Most turn their attention to it only after finding their initial vim frustrated. At the start of her second term, Margaret Thatcher tried to make officials more accountable and to focus them on outcomes. In his view, this incompetence reflects a system that incentivises the wrong things. Mr Cummings has called for greater use of redundancy to get rid of people not up to it.
He wants training to emphasise quantitative skills and for those who are effective to stay in place for longer some departments lose more than a fifth of their workers each year, through rotations or exits. Job specifications may also change. Britain is unusual in that ministers have little sway over who runs their department and limited ability to make appointments, compared with similar political systems like Australia and Canada.
Mr Cummings thinks politicians are cowed by government legal advice, often by lawyers citing European directives. A recent report by Policy Exchange, a sympathetic think-tank, suggests making it easier for ministers to take advice from external lawyers. Writing about how to transform the state is one thing; doing so is quite another.

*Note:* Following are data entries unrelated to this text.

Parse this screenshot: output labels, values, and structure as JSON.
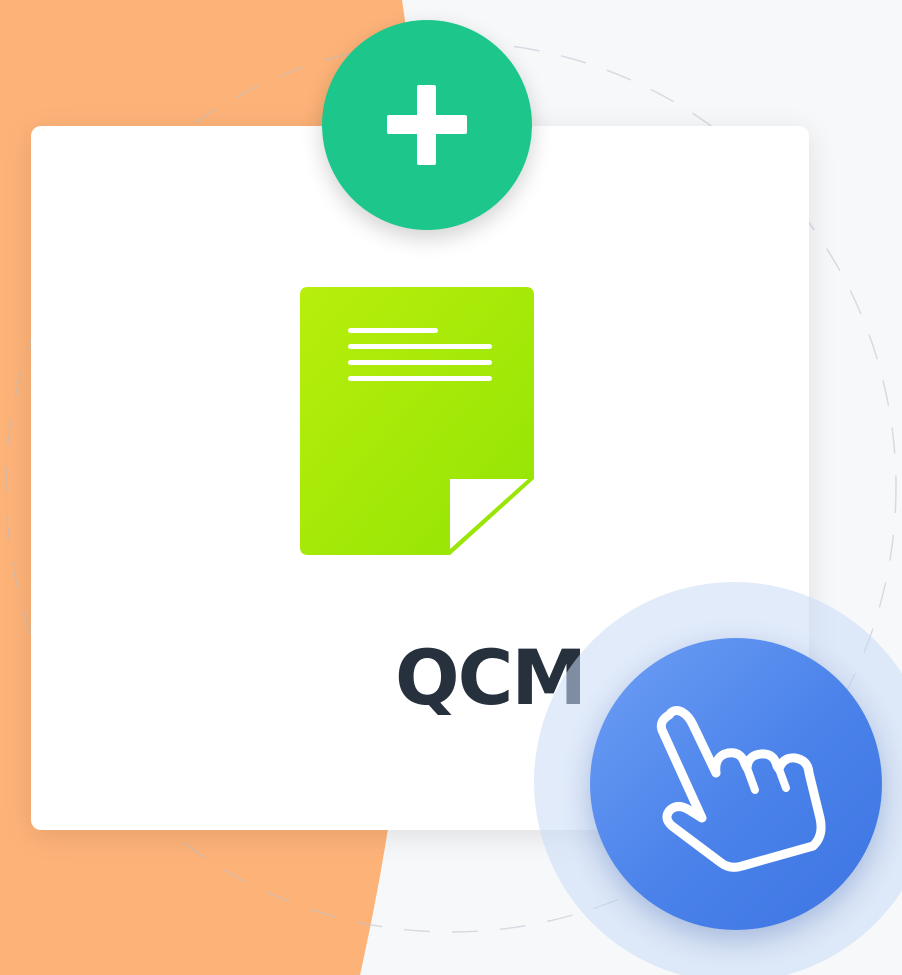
{
  "card": {
    "label": "QCM",
    "document_icon": "document-icon"
  },
  "actions": {
    "add_icon": "plus-icon",
    "pointer_icon": "hand-pointer-icon"
  },
  "colors": {
    "background": "#f7f8fa",
    "accent_orange": "#fdb378",
    "add_green": "#1dc78c",
    "document_green": "#a6ea10",
    "pointer_blue": "#4a82ea",
    "label_text": "#27303d"
  }
}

So old hands suspect gradual evolution is more likely than a big bang. Now he has another chance to prove the establishment wrong.